When the 2019-2020 school year started at North Park Elementary School in Tremonton, teachers were ready to implement a new recess program called Playworks, which is used by 3.5 million students in thousands of elementary schools across the nation.
The idea first came to Jill Vialet, a principal of an elementary school in Oakland, California in 1995 after meeting with three boys in her office for the third time that week. Sent to her for fighting on the playground, she was tired of seeing the same students in her office and knew they weren’t bad kids, instead, she knew they needed a way to play constructively at recess.
Vialet formed Playworks, a program that allows students during recess to make friends, solve problems and believe in themselves and that success has been proven at North Park.
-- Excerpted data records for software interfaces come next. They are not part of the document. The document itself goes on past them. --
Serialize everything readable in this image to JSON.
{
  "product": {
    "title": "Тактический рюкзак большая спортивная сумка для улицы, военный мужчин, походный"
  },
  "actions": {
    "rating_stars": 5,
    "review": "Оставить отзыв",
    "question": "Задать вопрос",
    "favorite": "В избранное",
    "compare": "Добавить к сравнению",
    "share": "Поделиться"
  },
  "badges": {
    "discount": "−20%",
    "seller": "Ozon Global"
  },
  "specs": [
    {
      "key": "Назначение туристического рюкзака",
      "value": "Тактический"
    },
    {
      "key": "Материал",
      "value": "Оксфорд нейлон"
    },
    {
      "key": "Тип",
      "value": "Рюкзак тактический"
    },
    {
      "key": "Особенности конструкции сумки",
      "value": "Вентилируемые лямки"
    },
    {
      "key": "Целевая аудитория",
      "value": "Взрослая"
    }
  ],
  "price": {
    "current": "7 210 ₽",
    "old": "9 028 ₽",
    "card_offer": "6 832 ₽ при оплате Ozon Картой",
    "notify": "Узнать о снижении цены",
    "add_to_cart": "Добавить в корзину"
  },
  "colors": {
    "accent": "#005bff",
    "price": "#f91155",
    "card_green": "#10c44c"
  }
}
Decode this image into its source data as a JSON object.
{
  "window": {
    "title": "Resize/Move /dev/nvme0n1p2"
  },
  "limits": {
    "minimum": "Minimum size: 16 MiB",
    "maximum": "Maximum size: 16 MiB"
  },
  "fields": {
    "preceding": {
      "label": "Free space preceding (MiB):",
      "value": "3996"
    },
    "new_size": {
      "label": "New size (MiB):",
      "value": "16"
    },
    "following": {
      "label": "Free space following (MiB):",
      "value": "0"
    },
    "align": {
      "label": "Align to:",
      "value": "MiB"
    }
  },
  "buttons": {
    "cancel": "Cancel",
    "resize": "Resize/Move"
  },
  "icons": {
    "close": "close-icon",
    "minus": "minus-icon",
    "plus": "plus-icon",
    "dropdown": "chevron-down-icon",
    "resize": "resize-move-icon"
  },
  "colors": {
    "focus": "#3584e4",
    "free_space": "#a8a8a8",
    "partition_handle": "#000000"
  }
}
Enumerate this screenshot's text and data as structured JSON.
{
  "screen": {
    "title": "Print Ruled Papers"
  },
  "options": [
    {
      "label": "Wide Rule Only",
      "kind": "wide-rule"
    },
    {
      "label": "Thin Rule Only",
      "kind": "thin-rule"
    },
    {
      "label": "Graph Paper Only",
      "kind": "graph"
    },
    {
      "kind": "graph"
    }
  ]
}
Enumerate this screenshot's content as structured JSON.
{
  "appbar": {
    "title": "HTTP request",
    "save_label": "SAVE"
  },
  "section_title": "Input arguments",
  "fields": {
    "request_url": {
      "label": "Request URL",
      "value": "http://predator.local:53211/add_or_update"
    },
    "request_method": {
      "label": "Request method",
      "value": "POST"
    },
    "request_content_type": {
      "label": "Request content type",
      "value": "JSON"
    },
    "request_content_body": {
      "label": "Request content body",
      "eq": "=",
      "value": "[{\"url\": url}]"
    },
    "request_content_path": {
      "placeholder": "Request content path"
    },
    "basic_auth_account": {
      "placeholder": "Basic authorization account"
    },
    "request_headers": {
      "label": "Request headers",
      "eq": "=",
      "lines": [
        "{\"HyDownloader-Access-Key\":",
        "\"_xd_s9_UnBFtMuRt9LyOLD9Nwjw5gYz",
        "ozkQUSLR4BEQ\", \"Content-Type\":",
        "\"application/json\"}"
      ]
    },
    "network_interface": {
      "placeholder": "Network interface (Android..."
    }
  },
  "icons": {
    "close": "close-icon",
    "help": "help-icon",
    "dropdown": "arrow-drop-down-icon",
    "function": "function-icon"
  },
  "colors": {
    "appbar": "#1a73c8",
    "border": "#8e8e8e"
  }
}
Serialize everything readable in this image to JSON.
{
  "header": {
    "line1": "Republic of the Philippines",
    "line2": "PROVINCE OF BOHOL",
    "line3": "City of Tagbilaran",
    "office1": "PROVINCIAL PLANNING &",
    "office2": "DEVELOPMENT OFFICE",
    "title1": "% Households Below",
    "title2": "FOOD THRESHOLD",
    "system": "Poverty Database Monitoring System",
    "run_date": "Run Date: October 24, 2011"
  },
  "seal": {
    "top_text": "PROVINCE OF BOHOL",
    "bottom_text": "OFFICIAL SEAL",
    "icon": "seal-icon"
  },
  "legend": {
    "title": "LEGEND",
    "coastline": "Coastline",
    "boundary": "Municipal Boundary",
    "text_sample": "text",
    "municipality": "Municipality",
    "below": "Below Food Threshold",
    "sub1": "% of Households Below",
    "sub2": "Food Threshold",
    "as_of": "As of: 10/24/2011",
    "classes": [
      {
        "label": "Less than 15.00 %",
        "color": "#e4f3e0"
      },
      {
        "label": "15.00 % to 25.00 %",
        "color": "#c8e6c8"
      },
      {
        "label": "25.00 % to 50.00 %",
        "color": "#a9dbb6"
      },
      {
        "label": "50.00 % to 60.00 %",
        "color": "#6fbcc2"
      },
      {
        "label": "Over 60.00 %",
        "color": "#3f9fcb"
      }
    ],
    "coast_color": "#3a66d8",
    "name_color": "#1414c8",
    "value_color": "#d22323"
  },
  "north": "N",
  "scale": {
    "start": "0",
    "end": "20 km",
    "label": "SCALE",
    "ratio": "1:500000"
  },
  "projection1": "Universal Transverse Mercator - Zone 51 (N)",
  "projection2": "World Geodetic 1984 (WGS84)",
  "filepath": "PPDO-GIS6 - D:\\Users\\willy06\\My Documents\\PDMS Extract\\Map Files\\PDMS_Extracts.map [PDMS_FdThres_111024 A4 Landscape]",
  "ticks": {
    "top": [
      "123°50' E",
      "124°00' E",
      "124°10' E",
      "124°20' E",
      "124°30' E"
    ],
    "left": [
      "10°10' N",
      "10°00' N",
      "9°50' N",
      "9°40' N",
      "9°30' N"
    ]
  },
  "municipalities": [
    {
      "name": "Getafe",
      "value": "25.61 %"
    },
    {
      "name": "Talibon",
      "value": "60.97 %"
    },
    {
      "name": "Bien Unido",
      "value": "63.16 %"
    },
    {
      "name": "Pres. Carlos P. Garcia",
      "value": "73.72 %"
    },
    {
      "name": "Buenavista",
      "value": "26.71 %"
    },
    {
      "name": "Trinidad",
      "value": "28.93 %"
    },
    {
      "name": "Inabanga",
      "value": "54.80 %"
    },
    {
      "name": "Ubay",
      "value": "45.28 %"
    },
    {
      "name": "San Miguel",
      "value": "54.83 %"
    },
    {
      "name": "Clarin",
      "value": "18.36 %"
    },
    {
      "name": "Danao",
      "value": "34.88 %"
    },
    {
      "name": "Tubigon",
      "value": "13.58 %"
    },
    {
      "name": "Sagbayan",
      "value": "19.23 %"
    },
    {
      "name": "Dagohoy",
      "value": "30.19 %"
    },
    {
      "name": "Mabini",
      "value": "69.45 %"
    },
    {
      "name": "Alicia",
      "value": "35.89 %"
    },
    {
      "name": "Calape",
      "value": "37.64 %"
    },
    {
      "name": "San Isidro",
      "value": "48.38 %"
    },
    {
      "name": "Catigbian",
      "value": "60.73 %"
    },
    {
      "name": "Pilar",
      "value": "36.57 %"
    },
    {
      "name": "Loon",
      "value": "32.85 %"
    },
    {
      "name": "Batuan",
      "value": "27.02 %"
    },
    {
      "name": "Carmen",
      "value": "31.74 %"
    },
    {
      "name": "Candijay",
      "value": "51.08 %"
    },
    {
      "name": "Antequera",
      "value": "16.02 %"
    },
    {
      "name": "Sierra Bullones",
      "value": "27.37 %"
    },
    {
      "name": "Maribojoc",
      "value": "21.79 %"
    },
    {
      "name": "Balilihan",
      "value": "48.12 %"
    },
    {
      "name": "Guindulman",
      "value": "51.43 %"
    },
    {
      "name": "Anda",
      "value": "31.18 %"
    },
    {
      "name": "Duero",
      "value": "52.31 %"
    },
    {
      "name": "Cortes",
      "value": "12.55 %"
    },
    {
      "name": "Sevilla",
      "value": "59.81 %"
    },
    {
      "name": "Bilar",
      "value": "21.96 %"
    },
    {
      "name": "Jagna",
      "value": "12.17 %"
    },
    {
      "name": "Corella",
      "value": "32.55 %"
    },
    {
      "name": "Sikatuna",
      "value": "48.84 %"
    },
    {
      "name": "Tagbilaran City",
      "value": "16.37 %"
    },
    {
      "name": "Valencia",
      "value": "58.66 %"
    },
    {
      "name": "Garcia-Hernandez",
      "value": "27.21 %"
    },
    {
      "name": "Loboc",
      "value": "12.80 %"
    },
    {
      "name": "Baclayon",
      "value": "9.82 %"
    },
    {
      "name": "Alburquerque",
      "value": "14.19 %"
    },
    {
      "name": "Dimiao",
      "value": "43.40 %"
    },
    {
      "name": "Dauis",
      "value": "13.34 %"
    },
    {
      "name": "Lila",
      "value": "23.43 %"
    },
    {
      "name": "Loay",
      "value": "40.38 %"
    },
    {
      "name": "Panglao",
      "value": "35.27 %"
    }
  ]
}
Two teachers at North Park, Hollie Allen and Shaunie Owen, have seen firsthand the positive impact this new program has had on not only their students, but the entire student body.
Box Elder School District implemented the program last year with a few elementary schools piloting the program, including Fielding Elementary.
“They pushed it out to all the elementary schools this year,” Owen said. “It’s to eliminate problems on the playground and to be proactive with a lot of conflict resolution.”
“It’s organized play, not structured play so the kids are forced to do things but we organize it in a way that they can feel comfortable doing it,” Allen added.
Several core games are implemented at North Park which include kickball, football, soccer, wall ball and four square. There’s a new game featured every week, and free time is also offered for students to enjoy playground equipment. For the first two weeks of school every teacher at North Park went out to recess and in their classes to teach the games and the rules.
“All the rules are the same and all the kids know the rules. All the supplies are already out there. It’s organized so kids can feel successful in whatever game we put out there,” Allen said.
“There’s not very many kids standing around doing nothing,” Allen added.
One of the biggest changes teachers have seen with Playworks is conflict resolution.
“One thing that I’ve seen that I really like is the conflict resolution,” Owen said. Teachers have taught students methods of deciding how to resolve conflicts with a game similar to “Rock, Paper, Scissors.” It’s proven to be a big success on the playground and in the classroom.
“The first 10 minutes after break last year I was just dealing with conflict and I don’t have that at all anymore,” Allen said.
Teachers and staff aren’t the only ones loving the new program.
“Most of the kids have loved it,” Allen said about the program. “I’ve seen kids that never play, jump in and play because they feel comfortable and they know the rules and that everybody will play the same way.”
Looking into the future both Allen and Owen are curious to see how today’s younger classes will play when they’re ending their elementary school years.
“It will be fun to see what recess is like then,” Owen said.
The most popular activity?
“I see the older kids loving wall ball,” Allen said. However, when an adult joins in on the fun, that activity quickly becomes the most popular.
When recess is over teachers use a calming-down method, a cheer, to get students ready for the classroom and back to learning.
“Everyone was calmed down and ready to get back to the classroom and learn instead of just trickling in and talking about the conflicts,” Owen said. “It was cool to watch.”
Making the most of this playtime model is simple, to provide a place where students can feel included, be active and build important social and emotional skills on the playground.
Playworks reports on their website that, “many educators report recess as being the most challenging point of the school day, during which conflicts arise that can carry into the classroom. Recess is often undervalued and many kids end up on the sidelines. In the last decade, nearly half of all school districts nationwide have either completely eliminated or reduced specific time for recess.”
“Playworks is working to ensure that play is an integral and necessary part of the school day. What happens on the playground affects an entire school culture,” they added.